The Yearning: Career Trajectory (Overlooked)
Although my chief interest in life is writing, more literary writing than technical writing, not surprisingly I wanted something more from my career. I wanted my career to be fulfilling and worthwhile. At this time, I had been blogging for a couple of years and had recorded dozens of podcasts. I had talked to professionals in the field who had said things like, if all you do is write, you'll soon be fired.
In the trends panels at the STC Summit, I remember listening to Andrea Ames, former STC president, talk about how her role at her company was not just a tech writer. She was like an indefinable, a strategic innovator who solved problems, not just someone who wrote documents. She was enthusiastic and engaged. I wanted to move in a direction like this rather than sit quietly writing manuals that no one was going to read, or drawing little Visio diagrams.
I later spoke with Bogo Vatovec for a podcast and asked him to expand on the issue of roles. He explained,
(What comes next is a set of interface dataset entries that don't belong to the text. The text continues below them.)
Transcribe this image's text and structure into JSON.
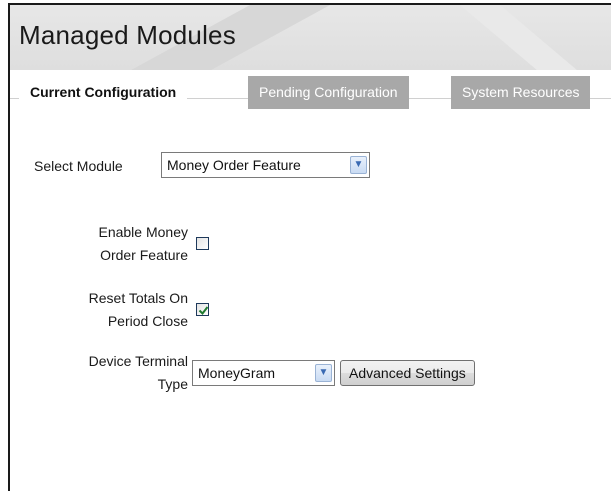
{
  "header": {
    "title": "Managed Modules"
  },
  "tabs": [
    {
      "label": "Current Configuration",
      "active": true
    },
    {
      "label": "Pending Configuration",
      "active": false
    },
    {
      "label": "System Resources",
      "active": false
    }
  ],
  "form": {
    "select_module": {
      "label": "Select Module",
      "value": "Money Order Feature"
    },
    "enable_feature": {
      "label_line1": "Enable Money",
      "label_line2": "Order Feature",
      "checked": false
    },
    "reset_totals": {
      "label_line1": "Reset Totals On",
      "label_line2": "Period Close",
      "checked": true
    },
    "device_terminal": {
      "label_line1": "Device Terminal",
      "label_line2": "Type",
      "value": "MoneyGram"
    },
    "advanced_button": {
      "label": "Advanced Settings"
    }
  },
  "icons": {
    "dropdown": "chevron-down-icon",
    "check": "checkmark-icon"
  },
  "colors": {
    "header_bg": "#dedede",
    "tab_active_bg": "#ffffff",
    "tab_inactive_bg": "#a8a8a8",
    "check_color": "#1e7a2e",
    "dropdown_accent": "#3a6ab3"
  }
}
Doing what you're told to do and what you're expected to do is nowadays simply not enough anymore. You always have to do something more than what you're basically supposed to be doing.
I also talked with Jack Molisani, who said all writers needed to become hybrids in order to make their professions take off. In a podcast interview I recorded, Jack explained the essential career path technical writers needed to follow:
To be successful over the next 10-15 years, tech comm people are going to have to become hyphenated. You can't just be a technical writer. You have to be a technical writer-usability expert. Or a technical writer-accessibility expert. Or a technical writer-project manager.
It was clear to me that in order to be successful, to avoid sinking into oblivion and dissatisfaction, I would need to do something more than what I was doing. But it wasn't just a strategic career move. Inside I wanted to do something more. I felt I could do a lot more.